Any hopes for a return of Tiger mania evaporated when Woods’ back problems surfaced again at the Dubai Desert Classic. After missing the cut in his first tournament at Torrey Pines Woods withdrew after one unimpressive round at Dubai. He didn’t even show up for last week’s Genesis Open in Los Angeles, an event that benefits his own charity foundation, and isn’t expected at the Honda since his representative, Mark Steinberg, told media members that doctors have advised Woods to “stay horizontal’’ until his back spasms subside.
Woods isn’t the only notable absentee for the start of the Florida swing. Dustin Johnson, now the world’s No. 1-ranked player after a run-away win at the Genesis Open last week, isn’t here, either. Neither is Jordan Spieth or Hideki Matsuyama, the tour leader in money and FedEx Cup points earned at this point in the season.
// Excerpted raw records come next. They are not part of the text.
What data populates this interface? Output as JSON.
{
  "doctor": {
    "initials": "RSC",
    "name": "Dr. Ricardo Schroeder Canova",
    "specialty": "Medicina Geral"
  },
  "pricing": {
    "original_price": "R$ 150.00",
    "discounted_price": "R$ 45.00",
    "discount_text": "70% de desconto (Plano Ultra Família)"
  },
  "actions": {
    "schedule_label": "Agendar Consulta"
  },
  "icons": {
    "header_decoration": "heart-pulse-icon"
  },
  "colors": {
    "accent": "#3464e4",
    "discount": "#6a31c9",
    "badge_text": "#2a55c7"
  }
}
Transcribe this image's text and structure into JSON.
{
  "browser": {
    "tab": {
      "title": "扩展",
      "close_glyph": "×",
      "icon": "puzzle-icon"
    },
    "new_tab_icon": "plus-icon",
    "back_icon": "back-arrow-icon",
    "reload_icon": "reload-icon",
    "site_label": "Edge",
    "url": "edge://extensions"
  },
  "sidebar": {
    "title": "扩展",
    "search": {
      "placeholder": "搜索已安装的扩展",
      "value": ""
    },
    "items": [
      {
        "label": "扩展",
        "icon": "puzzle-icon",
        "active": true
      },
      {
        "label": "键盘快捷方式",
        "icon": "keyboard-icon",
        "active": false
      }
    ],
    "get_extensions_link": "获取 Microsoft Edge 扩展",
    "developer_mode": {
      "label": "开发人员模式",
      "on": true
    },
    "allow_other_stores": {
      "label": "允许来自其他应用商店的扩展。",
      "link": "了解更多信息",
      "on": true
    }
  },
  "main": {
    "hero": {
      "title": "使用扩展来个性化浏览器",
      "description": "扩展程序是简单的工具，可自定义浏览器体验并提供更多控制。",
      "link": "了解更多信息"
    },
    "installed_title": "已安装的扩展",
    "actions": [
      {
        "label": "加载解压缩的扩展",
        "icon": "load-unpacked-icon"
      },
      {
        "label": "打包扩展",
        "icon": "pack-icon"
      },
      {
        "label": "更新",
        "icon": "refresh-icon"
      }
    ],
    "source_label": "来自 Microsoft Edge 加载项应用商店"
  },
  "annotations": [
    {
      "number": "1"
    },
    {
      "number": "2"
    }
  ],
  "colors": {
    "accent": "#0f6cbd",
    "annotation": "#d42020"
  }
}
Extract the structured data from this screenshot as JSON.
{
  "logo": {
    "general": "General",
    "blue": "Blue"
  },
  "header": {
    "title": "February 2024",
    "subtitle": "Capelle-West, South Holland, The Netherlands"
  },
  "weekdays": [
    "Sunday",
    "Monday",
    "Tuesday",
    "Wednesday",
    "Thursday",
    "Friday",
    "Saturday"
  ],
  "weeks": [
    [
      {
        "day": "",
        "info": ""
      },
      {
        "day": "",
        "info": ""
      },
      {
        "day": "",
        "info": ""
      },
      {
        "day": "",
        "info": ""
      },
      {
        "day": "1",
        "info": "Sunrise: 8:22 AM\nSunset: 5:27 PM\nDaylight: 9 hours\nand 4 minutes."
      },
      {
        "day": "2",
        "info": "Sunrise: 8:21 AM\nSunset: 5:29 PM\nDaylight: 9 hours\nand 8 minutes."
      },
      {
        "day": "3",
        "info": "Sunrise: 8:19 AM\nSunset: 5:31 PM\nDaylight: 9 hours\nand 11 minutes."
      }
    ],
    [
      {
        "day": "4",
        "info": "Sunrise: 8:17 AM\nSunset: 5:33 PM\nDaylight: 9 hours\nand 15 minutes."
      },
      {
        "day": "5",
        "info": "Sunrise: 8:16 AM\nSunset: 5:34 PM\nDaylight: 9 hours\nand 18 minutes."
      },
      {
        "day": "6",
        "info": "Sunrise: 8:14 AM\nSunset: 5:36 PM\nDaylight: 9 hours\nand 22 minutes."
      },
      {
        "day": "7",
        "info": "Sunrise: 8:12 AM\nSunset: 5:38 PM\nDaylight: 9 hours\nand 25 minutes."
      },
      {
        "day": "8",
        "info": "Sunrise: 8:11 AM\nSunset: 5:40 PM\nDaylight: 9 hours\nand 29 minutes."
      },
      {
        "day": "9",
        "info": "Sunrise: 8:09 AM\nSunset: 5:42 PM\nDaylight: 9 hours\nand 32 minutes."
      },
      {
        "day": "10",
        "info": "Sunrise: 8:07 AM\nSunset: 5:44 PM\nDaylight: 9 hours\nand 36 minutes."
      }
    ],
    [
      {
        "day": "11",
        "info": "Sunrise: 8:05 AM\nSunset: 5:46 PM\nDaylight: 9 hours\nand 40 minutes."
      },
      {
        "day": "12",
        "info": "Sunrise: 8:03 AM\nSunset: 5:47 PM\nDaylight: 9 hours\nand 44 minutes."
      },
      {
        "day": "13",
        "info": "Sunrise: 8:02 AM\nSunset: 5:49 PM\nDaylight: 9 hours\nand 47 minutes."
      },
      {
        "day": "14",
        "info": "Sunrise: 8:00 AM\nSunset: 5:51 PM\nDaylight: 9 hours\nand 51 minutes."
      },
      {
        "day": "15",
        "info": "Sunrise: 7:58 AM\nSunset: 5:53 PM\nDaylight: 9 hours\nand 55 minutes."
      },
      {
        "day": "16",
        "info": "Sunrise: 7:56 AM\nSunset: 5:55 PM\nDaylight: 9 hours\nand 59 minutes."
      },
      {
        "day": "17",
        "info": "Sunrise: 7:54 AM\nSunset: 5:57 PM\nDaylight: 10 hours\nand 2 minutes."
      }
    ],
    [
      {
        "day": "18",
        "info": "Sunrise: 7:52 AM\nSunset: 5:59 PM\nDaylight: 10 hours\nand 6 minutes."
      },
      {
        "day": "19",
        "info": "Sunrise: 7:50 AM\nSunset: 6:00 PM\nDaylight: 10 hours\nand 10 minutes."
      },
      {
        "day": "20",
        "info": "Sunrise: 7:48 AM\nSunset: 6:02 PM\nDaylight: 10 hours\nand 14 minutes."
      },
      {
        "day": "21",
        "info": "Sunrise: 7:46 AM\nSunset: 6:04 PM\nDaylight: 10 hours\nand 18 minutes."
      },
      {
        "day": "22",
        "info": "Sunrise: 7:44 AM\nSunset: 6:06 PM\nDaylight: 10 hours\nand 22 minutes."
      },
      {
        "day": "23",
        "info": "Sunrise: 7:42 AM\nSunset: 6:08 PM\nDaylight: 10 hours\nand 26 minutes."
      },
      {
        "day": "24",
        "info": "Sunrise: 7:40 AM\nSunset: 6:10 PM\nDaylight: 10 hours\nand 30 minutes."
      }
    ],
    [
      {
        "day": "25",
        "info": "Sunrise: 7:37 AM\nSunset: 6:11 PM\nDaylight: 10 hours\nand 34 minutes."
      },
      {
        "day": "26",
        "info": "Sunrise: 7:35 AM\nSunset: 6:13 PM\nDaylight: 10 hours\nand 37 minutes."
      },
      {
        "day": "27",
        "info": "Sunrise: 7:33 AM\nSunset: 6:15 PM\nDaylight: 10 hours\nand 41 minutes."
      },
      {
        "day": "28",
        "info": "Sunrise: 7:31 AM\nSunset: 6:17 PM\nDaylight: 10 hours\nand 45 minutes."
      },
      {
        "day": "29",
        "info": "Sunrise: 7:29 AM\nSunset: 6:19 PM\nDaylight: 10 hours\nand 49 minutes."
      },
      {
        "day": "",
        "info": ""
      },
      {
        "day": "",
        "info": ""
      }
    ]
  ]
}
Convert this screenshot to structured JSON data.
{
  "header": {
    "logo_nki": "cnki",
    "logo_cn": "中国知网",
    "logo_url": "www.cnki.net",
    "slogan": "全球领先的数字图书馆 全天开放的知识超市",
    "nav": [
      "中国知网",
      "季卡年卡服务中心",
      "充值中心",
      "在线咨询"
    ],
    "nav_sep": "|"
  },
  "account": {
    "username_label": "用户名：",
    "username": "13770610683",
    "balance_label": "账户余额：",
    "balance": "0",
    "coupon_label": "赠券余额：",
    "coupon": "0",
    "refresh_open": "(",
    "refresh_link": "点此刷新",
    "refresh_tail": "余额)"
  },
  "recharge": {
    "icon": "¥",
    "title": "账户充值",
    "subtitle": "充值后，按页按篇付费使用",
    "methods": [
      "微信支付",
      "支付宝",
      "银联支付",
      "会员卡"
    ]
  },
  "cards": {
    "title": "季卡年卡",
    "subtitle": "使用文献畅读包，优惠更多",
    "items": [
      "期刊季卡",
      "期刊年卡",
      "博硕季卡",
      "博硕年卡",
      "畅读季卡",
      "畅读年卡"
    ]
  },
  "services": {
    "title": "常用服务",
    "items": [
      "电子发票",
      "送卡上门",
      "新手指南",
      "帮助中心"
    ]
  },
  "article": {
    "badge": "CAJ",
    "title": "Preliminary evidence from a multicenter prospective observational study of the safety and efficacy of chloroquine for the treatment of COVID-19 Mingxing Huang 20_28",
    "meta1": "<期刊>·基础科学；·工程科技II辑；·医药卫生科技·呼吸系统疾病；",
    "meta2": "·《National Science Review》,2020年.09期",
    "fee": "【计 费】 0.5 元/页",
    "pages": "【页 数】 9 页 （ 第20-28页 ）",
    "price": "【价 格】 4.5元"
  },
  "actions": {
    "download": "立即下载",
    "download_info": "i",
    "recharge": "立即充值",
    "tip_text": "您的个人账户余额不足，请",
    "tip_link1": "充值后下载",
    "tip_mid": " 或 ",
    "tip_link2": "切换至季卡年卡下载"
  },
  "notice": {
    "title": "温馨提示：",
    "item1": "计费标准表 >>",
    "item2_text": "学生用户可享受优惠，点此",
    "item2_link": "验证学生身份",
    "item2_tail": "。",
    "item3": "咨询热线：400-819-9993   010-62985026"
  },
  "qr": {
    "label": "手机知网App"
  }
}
Rory McIlroy is back in the United States, but not competing here. Neither is Phil Mickelson, who played the Honda the last two years and stayed around to play in an event at nearby Seminole. The top six in the Official World Golf Rankings are missing, with Jason Day and Henrik Stenson joining the already mentioned Johnson, McIlroy, Matsuyama and Spieth. Bubba Watson and Patrick Reed are also taking the week off.
That’s not to say the Honda has a weak field. Defending champion Adam Scott, No. 7 in the world rankings, is here as are Sergio Garcia, last year’s runner-up; Paul Casey; Justin Thomas and Rickie Fowler. Thomas, with three wins already this season, and Fowler are both Jupiter residents.
Two of the more interesting entrants are Thomas Pieters, the Belgian golfer who tied for second in the Genesis Open, and Ian Poulter, who is rounding back into shape after being sidelined 5 ½ months with foot injury. Pieters, the former University of Illinois golfer who played so well in Europe’s Ryder Cup loss to the U.S. in October, is competing on a sponsor’s exemption. A regular on the European Tour, he could earn temporary PGA Tour membership with another good showing this week.
Scores at PGA National figure to be unusually low since the course got a good soaking from heavy afternoon rains that forced the cancellation of the afternoon portion of Wednesday’s pro-am. The players will enjoy the soft greens, at least in the early rounds.
The Florida swing gets interrupted after the Honda with the circuit going to Mexico City instead of Doral. The PGA Tour dumped Doral after hearing Donald Trump’s negative remarks about Mexico during his presidential campaign. Now, with Trump winning that election, there seems to be a making up period going on. Woods, Ernie Els and McIlroy all have come to Trump International in nearby West Palm Beach to play rounds with the new president.
McIlroy visited last Sunday for his presidential round, skipped the Honda and will return to competition in Mexico City. After that event the circuit returns to Florida for the Valspar Championship at Innisbrook Resort near Tampa from March 9-12 and the Arnold Palmer Invitational at Bay Hill March 16-19.
Poulter, who lives in Orlando and had ties with Palmer through their connection to tournament presenting sponsor MasterCard, expects the tourney to carry on without Palmer’s leadership.
“I’m not concerned about it,’’ said Poulter. “The players will certainly embrace it this year, and they should. It’s obviously going to be an emotional week – not just for the family but also for the players, for the fans and for the media. This tournament’s going to be in good shape.’’
One reason for that could be a boost in prize money. It’s now up to $8.7 million, compared to $6.4 million at the Honda and $6.3 at the Valspar. The World Golf Championship event in Mexico City is at $9,750,000.
“Not that that’s going to be a big factor,’’ said Poulter. “We play for enough week-in and week-out. But that also helps. It’s going to have the same power as a WGC event. It’s going to have a very strong field.’’
To offset Palmer’s presence the Bay Hill stop will have five hosts – present or former players Graeme McDowell, Annika Sorenstam, Peter Jacobsen and Curtis Strange – and former U.S. Homeland Security secretary Tom Ridge, a long-time Palmer friend.